Life dissatisfaction or unhappiness was significantly associated with being a high cost health care user in the future, according to a new study from the Institute for Clinical Evaluative Sciences (ICES).
In health care systems worldwide, high cost health care users disproportionately account for a majority of health care spending costs. High cost health care users are defined as those who ranked in the top five per cent according to total annual health care spending.
The study published today in the American Journal of Preventive Medicine, examined more than 85,000 Ontario adults whose self-reported life satisfaction was measured at baseline. They were then followed-up for six years to determine if they had enough health care use to put them in the highest category of health care costs. After accounting for other factors associated with high health care use, like demographic factors, co-morbidity and socioeconomic factors, the researchers found that those studied with the lowest level of life satisfaction were three times more likely to be in the highest category of health care costs compared to those who were satisfied with their life.
“There is an increasing focus on how happiness, and the lack of happiness, can influence future health outcomes. This is the first study that links satisfaction with life with future health care burden and costs,” says Dr. Vivek Goel, Scientist Emeritus at ICES and Professor at the Dalla Lana School of Public Health at the University of Toronto.

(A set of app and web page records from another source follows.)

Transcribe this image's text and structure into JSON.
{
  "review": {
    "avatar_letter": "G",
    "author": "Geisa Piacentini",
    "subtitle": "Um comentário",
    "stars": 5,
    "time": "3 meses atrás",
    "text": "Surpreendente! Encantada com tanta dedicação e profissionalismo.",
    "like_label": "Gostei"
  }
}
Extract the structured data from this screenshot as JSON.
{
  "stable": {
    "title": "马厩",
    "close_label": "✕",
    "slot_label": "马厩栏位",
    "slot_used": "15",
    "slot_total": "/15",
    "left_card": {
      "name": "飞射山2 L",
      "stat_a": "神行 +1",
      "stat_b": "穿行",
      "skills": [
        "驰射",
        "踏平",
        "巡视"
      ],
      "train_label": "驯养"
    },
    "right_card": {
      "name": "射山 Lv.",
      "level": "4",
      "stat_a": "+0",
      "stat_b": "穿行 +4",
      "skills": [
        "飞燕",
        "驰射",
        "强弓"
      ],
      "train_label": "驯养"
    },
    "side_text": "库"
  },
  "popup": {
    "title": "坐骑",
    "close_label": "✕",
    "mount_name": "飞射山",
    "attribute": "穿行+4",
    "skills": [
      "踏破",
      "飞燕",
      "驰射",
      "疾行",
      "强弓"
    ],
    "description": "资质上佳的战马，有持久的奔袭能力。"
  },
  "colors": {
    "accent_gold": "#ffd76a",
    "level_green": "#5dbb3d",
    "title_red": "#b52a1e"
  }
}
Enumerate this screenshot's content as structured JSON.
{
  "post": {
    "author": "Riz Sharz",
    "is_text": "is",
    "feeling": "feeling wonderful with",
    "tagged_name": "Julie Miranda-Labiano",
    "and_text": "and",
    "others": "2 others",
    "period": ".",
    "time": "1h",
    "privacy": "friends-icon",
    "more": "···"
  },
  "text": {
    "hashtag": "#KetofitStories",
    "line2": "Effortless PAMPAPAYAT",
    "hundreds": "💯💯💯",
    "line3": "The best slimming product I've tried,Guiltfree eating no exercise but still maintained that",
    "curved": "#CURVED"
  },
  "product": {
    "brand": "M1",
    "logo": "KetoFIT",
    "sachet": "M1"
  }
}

The researchers found a trend that the happier one was with life, the lower the odds of needing more health care.
“Increasingly, we need to consider factors beyond the health system and even beyond health behaviours and socioeconomic factors that can influence rising health care costs,” says co-author Dr. Laura Rosella, adjunct scientist and site director at ICES UofT and assistant professor at the Dalla Lana School of Public Health at the University of Toronto.
The researchers found that the top five per cent of high cost health care users used $27,636 average annual health care costs, compared to $3,393 and $386 in the top six to 50 per cent and the bottom 50 per cent respectively.
The findings support the health system impact of addressing broader well-being and happiness in the population.
“The relationship between life satisfaction and health care utilization: a longitudinal study” was published today in American Journal of Preventive Medicine.
Author block: Vivek Goel, Laura C Rosella, Longdi Fu and Amanda Alberga.